Walford's emergence doesn't mean Rivera will be buried in the depth chart. He's still a dangerous pass-catcher. But with what Walford has shown so far, he's setting himself up to take on the majority of the responsibility at tight end.
As Williamson points out, Walford might not be the starter Week 1. But the job is his for the taking, and he will be Oakland's starting tight end sooner rather than later.
Most rookies experience some growing pains when they first enter the NFL due to the jump in competition. So far, that hasn't really been the case for Walford. That could change in the preseason once players actually put on the pads.
But for now, Walford is the favorite the win the starting job, and he's ahead in the competition by a surprisingly comfortable margin.
Jon Feliciano Not in Contention to Start
Heading into the draft, one of Oakland's biggest needs was at right guard. To address this issue, the Raiders took Jon Feliciano in the fourth round. He was expected to immediately challenge for the starting job.
But so far, things haven't gone as planned. When offseason activities opened up, it was veteran Khalif Barnes that was taking the first-team reps.
The Raiders also added free agent J'Marcus Webb, and he's now leapfrogged ahead of both Barnes and Feliciano. According ESPN.com's Bill Williamson, "[J]ourneyman J'Marcus Webb was working ahead of both him [Feliciano] and veteran Khalif Barnes during the minicamp."
That means as of now, Feliciano isn't even the backup. He's sitting at third on the right guard depth chart. For a player that was expected to compete to be the starter, Feliciano hasn't made much of an impact.
With the start of the season still a few months away, Feliciano still has time to impress the coaches and climb back up the depth chart. And given he's a rookie and a fourth-round pick, it wouldn't be a surprise or a bad thing if he needs more time to develop.
But for now, it's been a disappointing start for a player that many hoped would be the permanent solution at right guard as soon as this season.
D.J. Hayden Out, Keith McGill In?
Things seemed to finally be going well for D.J. Hayden. His first two seasons were derailed by injuries. But this year, that hasn't been an issue. He's been able to stay healthy, and he's been able to show off some of the physical ability that led to the Raiders taking him in the first round of the 2013 draft.
All signs seem to point to Hayden finally securing Oakland's No. 1 cornerback spot. This is the year when Hayden finally makes the Raiders look smart for selecting him. Right?

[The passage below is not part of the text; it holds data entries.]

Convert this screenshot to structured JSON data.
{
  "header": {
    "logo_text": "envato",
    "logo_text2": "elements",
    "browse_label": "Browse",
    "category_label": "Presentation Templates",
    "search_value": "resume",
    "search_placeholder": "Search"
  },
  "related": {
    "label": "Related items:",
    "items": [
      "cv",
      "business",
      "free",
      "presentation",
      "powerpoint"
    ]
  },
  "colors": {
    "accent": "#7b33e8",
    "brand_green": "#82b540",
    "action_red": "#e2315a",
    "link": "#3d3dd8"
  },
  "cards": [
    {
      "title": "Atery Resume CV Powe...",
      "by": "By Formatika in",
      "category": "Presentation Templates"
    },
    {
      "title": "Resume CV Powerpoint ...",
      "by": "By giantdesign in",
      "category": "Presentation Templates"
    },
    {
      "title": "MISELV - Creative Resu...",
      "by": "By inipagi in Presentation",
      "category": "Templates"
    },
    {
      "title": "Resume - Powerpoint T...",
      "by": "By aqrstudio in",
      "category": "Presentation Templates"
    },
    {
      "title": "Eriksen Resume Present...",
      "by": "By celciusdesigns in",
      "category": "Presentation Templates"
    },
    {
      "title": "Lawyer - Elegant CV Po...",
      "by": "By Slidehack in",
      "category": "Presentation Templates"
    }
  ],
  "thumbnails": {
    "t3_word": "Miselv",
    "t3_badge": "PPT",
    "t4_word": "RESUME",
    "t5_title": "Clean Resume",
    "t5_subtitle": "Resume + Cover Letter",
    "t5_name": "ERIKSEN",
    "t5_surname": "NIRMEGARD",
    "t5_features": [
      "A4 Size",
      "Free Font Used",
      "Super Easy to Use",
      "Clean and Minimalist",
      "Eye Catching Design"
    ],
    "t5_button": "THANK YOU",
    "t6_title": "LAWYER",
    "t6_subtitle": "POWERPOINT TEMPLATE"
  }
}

When Bleacher Report's Stephen Nelson asked which players on Oakland's roster had their stock rising, CSN Bay Area's Scott Bair replied with second-year man Keith McGill, who received first-team reps during Oakland's three-day minicamp. But what has to be noted is that McGill was taking those first-team reps from Hayden.

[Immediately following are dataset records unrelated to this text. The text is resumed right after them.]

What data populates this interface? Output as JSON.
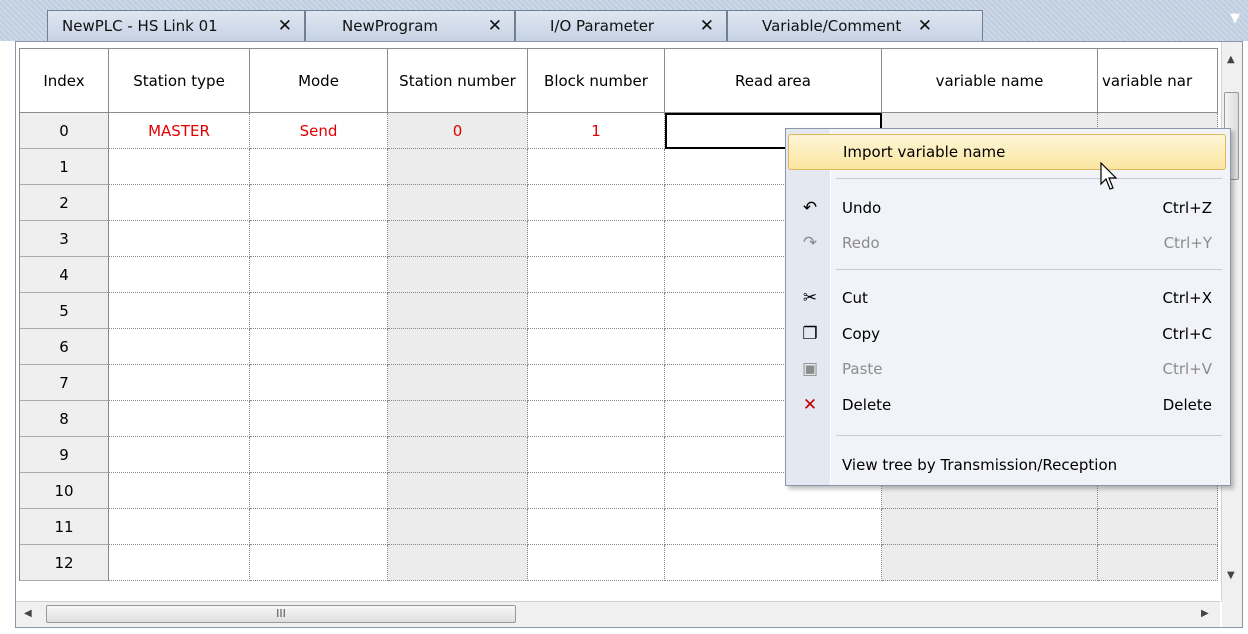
{
  "tabs": [
    {
      "label": "NewPLC - HS Link 01",
      "active": true
    },
    {
      "label": "NewProgram",
      "active": false
    },
    {
      "label": "I/O Parameter",
      "active": false
    },
    {
      "label": "Variable/Comment",
      "active": false
    }
  ],
  "tab_close_glyph": "✕",
  "table": {
    "headers": [
      "Index",
      "Station type",
      "Mode",
      "Station number",
      "Block number",
      "Read area",
      "variable name",
      "variable nar"
    ],
    "rows": [
      {
        "index": "0",
        "station_type": "MASTER",
        "mode": "Send",
        "station_number": "0",
        "block_number": "1"
      },
      {
        "index": "1"
      },
      {
        "index": "2"
      },
      {
        "index": "3"
      },
      {
        "index": "4"
      },
      {
        "index": "5"
      },
      {
        "index": "6"
      },
      {
        "index": "7"
      },
      {
        "index": "8"
      },
      {
        "index": "9"
      },
      {
        "index": "10"
      },
      {
        "index": "11"
      },
      {
        "index": "12"
      }
    ],
    "value_color": "#e00000"
  },
  "context_menu": {
    "items": [
      {
        "label": "Import variable name",
        "shortcut": "",
        "icon": "",
        "enabled": true,
        "highlighted": true
      },
      {
        "label": "Undo",
        "shortcut": "Ctrl+Z",
        "icon": "undo-icon",
        "enabled": true
      },
      {
        "label": "Redo",
        "shortcut": "Ctrl+Y",
        "icon": "redo-icon",
        "enabled": false
      },
      {
        "label": "Cut",
        "shortcut": "Ctrl+X",
        "icon": "scissors-icon",
        "enabled": true
      },
      {
        "label": "Copy",
        "shortcut": "Ctrl+C",
        "icon": "copy-icon",
        "enabled": true
      },
      {
        "label": "Paste",
        "shortcut": "Ctrl+V",
        "icon": "paste-icon",
        "enabled": false
      },
      {
        "label": "Delete",
        "shortcut": "Delete",
        "icon": "delete-x-icon",
        "enabled": true
      },
      {
        "label": "View tree by Transmission/Reception",
        "shortcut": "",
        "icon": "",
        "enabled": true
      }
    ]
  },
  "hscroll_grip": "III"
}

McGill's sudden rise is surprising. What's even more surprising is Hayden's apparent drop.
It's difficult to judge at this time what it means that some of Hayden's first-team reps are going to McGill. It's possible the coaching staff has been very impressed with McGill, and he's in contention for a starting spot. But it's also possible it's the offseason, and the coaches just want to get a closer look at a different player.

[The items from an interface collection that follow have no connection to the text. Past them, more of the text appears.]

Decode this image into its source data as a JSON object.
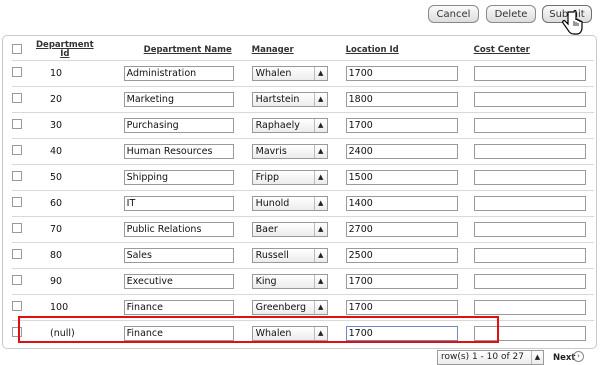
{
  "toolbar": {
    "cancel": "Cancel",
    "delete": "Delete",
    "submit": "Submit"
  },
  "headers": {
    "dept_id_line1": "Department",
    "dept_id_line2": "Id",
    "dept_name": "Department Name",
    "manager": "Manager",
    "location": "Location Id",
    "cost_center": "Cost Center"
  },
  "rows": [
    {
      "id": "10",
      "name": "Administration",
      "manager": "Whalen",
      "location": "1700",
      "cost": ""
    },
    {
      "id": "20",
      "name": "Marketing",
      "manager": "Hartstein",
      "location": "1800",
      "cost": ""
    },
    {
      "id": "30",
      "name": "Purchasing",
      "manager": "Raphaely",
      "location": "1700",
      "cost": ""
    },
    {
      "id": "40",
      "name": "Human Resources",
      "manager": "Mavris",
      "location": "2400",
      "cost": ""
    },
    {
      "id": "50",
      "name": "Shipping",
      "manager": "Fripp",
      "location": "1500",
      "cost": ""
    },
    {
      "id": "60",
      "name": "IT",
      "manager": "Hunold",
      "location": "1400",
      "cost": ""
    },
    {
      "id": "70",
      "name": "Public Relations",
      "manager": "Baer",
      "location": "2700",
      "cost": ""
    },
    {
      "id": "80",
      "name": "Sales",
      "manager": "Russell",
      "location": "2500",
      "cost": ""
    },
    {
      "id": "90",
      "name": "Executive",
      "manager": "King",
      "location": "1700",
      "cost": ""
    },
    {
      "id": "100",
      "name": "Finance",
      "manager": "Greenberg",
      "location": "1700",
      "cost": ""
    },
    {
      "id": "(null)",
      "name": "Finance",
      "manager": "Whalen",
      "location": "1700",
      "cost": ""
    }
  ],
  "pagination": {
    "range": "row(s) 1 - 10 of 27",
    "next": "Next"
  },
  "icons": {
    "select_arrow": "up-down-arrows-icon",
    "next": "chevron-right-circle-icon",
    "cursor": "hand-pointer-icon"
  },
  "colors": {
    "highlight": "#e01010"
  }
}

Either way, it's a cause for concern. This is supposed to be the time when Hayden leaves no doubt about his role in the defense. Instead, he appears to be battling for playing time against an unproven player.
That's not what you want to see from your former first-round pick in his third season.
What do you think are the biggest surprises from Oakland's offseason? Share your thoughts in the comments section below and on Twitter @BrianJ_Flores.